If it’s outdoor adventure you crave, Fincastle is the ideal starting point for the beautiful and challenging 33.2 mile Springwood Loop bicycling route. The loop begins in Fincastle, passes over the James River and directs you through a number of historic small towns and beautiful countryside before returning you to Main Street Fincastle.
3. New Year's Eve Ringing of the Bells
With little change over the centuries to the landscape and its population, Fincastle has developed a number of traditions that remain strongly embedded in the citizenry’s lifestyle. One of the more unique and well known traditions carried out by more than 150 years of Fincastle families is the New Year’s Eve ringing of the bells. The Library of Congress describes the experience as ‘a synchronized and solemn requiem to end the old year and a joyous tolling to celebrate the beginning of the New Year.’
A popular activity for any Fincastle visitor is walking the historic streets and touring dozens of historically significant structures throughout the small town. If you are interested in stepping back in time and discovering early American history and architecture, Historic Fincastle, Inc. conducts guided tours of Fincastle and offers self-guided tour materials as well.
5. Fincastle Art Studios
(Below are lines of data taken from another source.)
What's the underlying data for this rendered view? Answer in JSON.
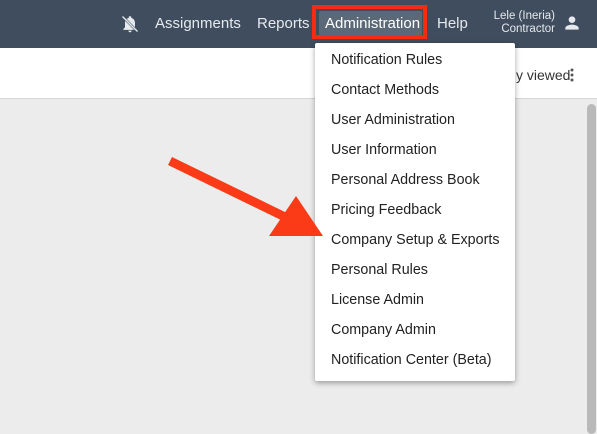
{
  "topbar": {
    "bell_icon": "bell-off-icon",
    "items": [
      "Assignments",
      "Reports",
      "Administration",
      "Help"
    ],
    "user": {
      "name": "Lele (Ineria)",
      "role": "Contractor",
      "icon": "person-icon"
    },
    "highlight_color": "#f72b12"
  },
  "subbar": {
    "recent_label": "y viewed",
    "menu_icon": "kebab-icon"
  },
  "admin_menu": {
    "items": [
      "Notification Rules",
      "Contact Methods",
      "User Administration",
      "User Information",
      "Personal Address Book",
      "Pricing Feedback",
      "Company Setup & Exports",
      "Personal Rules",
      "License Admin",
      "Company Admin",
      "Notification Center (Beta)"
    ]
  },
  "annotation": {
    "arrow_color": "#fb3a17",
    "arrow_icon": "arrow-annotation-icon"
  }
}
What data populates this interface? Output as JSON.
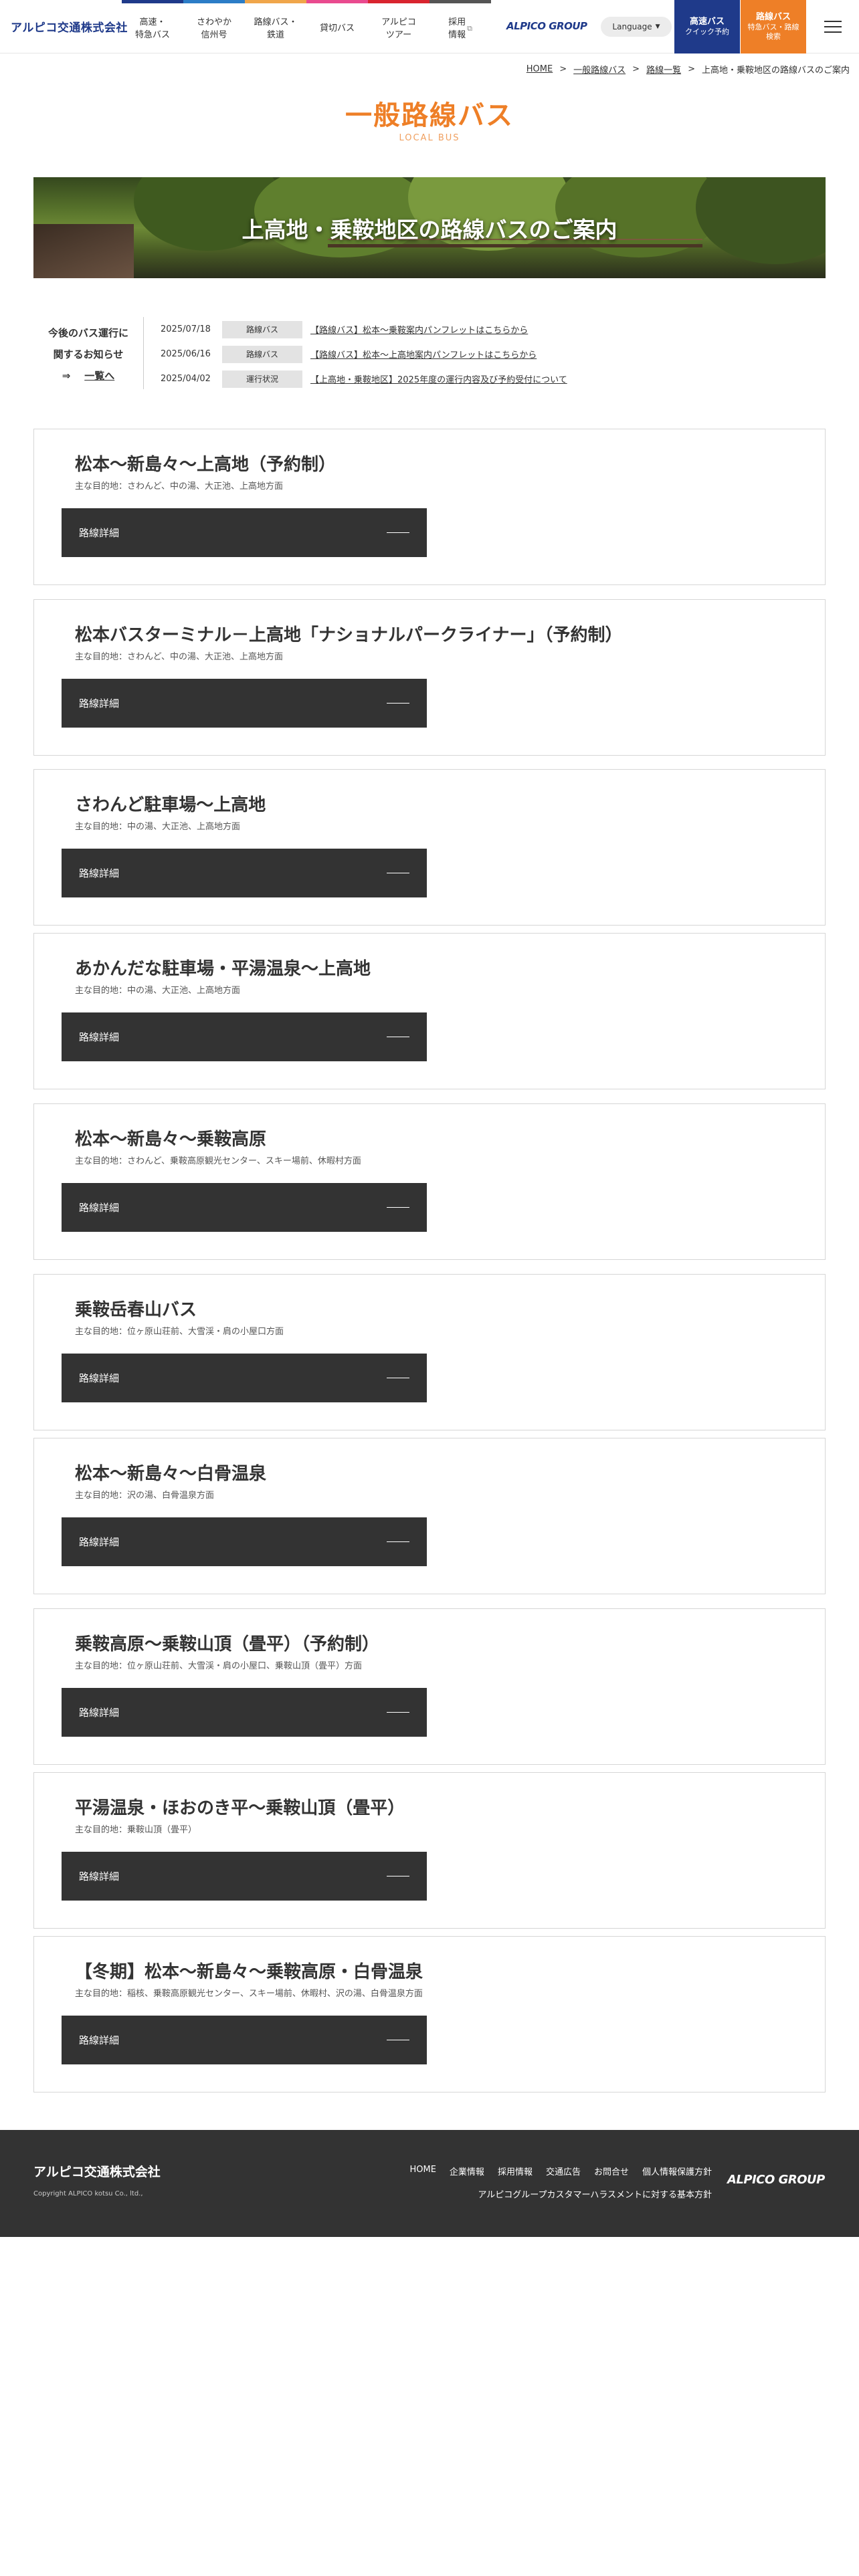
{
  "header": {
    "logo": "アルピコ交通株式会社",
    "nav": [
      {
        "label": "高速・\n特急バス",
        "color": "#1f3a8a",
        "external": false
      },
      {
        "label": "さわやか\n信州号",
        "color": "#2c7dc7",
        "external": false
      },
      {
        "label": "路線バス・\n鉄道",
        "color": "#f0a64a",
        "external": false
      },
      {
        "label": "貸切バス",
        "color": "#e94a8f",
        "external": false
      },
      {
        "label": "アルピコ\nツアー",
        "color": "#d9242f",
        "external": false
      },
      {
        "label": "採用\n情報",
        "color": "#555555",
        "external": true
      }
    ],
    "external_icon": "⧉",
    "group_logo": "ALPICO GROUP",
    "language": "Language",
    "cta_highway": {
      "title": "高速バス",
      "sub": "クイック予約"
    },
    "cta_route": {
      "title": "路線バス",
      "sub": "特急バス・路線\n検索"
    }
  },
  "breadcrumb": {
    "items": [
      "HOME",
      "一般路線バス",
      "路線一覧"
    ],
    "separator": ">",
    "current": "上高地・乗鞍地区の路線バスのご案内"
  },
  "page": {
    "title": "一般路線バス",
    "subtitle": "LOCAL BUS",
    "hero_title": "上高地・乗鞍地区の路線バスのご案内"
  },
  "news": {
    "heading_line1": "今後のバス運行に",
    "heading_line2": "関するお知らせ",
    "more_arrow": "⇒",
    "more": "一覧へ",
    "items": [
      {
        "date": "2025/07/18",
        "tag": "路線バス",
        "text": "【路線バス】松本～乗鞍案内パンフレットはこちらから"
      },
      {
        "date": "2025/06/16",
        "tag": "路線バス",
        "text": "【路線バス】松本～上高地案内パンフレットはこちらから"
      },
      {
        "date": "2025/04/02",
        "tag": "運行状況",
        "text": "【上高地・乗鞍地区】2025年度の運行内容及び予約受付について"
      }
    ]
  },
  "route_button_label": "路線詳細",
  "routes": [
    {
      "title": "松本～新島々～上高地（予約制）",
      "sub": "主な目的地：さわんど、中の湯、大正池、上高地方面"
    },
    {
      "title": "松本バスターミナル－上高地「ナショナルパークライナー」（予約制）",
      "sub": "主な目的地：さわんど、中の湯、大正池、上高地方面"
    },
    {
      "title": "さわんど駐車場～上高地",
      "sub": "主な目的地：中の湯、大正池、上高地方面"
    },
    {
      "title": "あかんだな駐車場・平湯温泉～上高地",
      "sub": "主な目的地：中の湯、大正池、上高地方面"
    },
    {
      "title": "松本～新島々～乗鞍高原",
      "sub": "主な目的地：さわんど、乗鞍高原観光センター、スキー場前、休暇村方面"
    },
    {
      "title": "乗鞍岳春山バス",
      "sub": "主な目的地：位ヶ原山荘前、大雪渓・肩の小屋口方面"
    },
    {
      "title": "松本～新島々～白骨温泉",
      "sub": "主な目的地：沢の湯、白骨温泉方面"
    },
    {
      "title": "乗鞍高原～乗鞍山頂（畳平）（予約制）",
      "sub": "主な目的地：位ヶ原山荘前、大雪渓・肩の小屋口、乗鞍山頂（畳平）方面"
    },
    {
      "title": "平湯温泉・ほおのき平～乗鞍山頂（畳平）",
      "sub": "主な目的地：乗鞍山頂（畳平）"
    },
    {
      "title": "【冬期】松本～新島々～乗鞍高原・白骨温泉",
      "sub": "主な目的地：稲核、乗鞍高原観光センター、スキー場前、休暇村、沢の湯、白骨温泉方面"
    }
  ],
  "footer": {
    "logo": "アルピコ交通株式会社",
    "copyright": "Copyright ALPICO kotsu Co., ltd.,",
    "links": [
      "HOME",
      "企業情報",
      "採用情報",
      "交通広告",
      "お問合せ",
      "個人情報保護方針"
    ],
    "policy": "アルピコグループカスタマーハラスメントに対する基本方針",
    "group_logo": "ALPICO GROUP"
  }
}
Generations of artists have called Fincastle home throughout the centuries and today there are a number of artist’s galleries to enjoy. From whimsical furniture restorations that combine 18th century techniques and artistic humor inside Jacob Cress’ Fincastle Gallery, to the realistic abstract paintings of Ed Bordett, to the colorfully creative woodturning of Willie Simmons, Fincastle artists cover the gamut of styles and mediums.
Attic Productions is a community theater committed to the presentation of family entertainment that reinforces and upholds community values. In addition to family focused productions such as Mary Poppins being performed on the main stage, Attic Productions is devoted to developing the next generation of actors through its Youth Summer Camp, consisting of workshops covering basic acting techniques, theater etiquette, auditioning tips and more.
The Town of Fincastle may be small, but its impact on the development of the nation cannot be overlooked. First as a passageway to western expansion, and today as a snapshot in time that reminds all who visit of the history and small town ideals embodied by early Americans.
Click here to discover more about the region's unique cities and counties, and experience more of Botetourt County by following our self-guided Taste of Botetourt Loop Tour. Also, don't forget to subscribe to our monthly e-newsletter to keep up with exciting new features and upcoming events in Virginia’s Blue Ridge!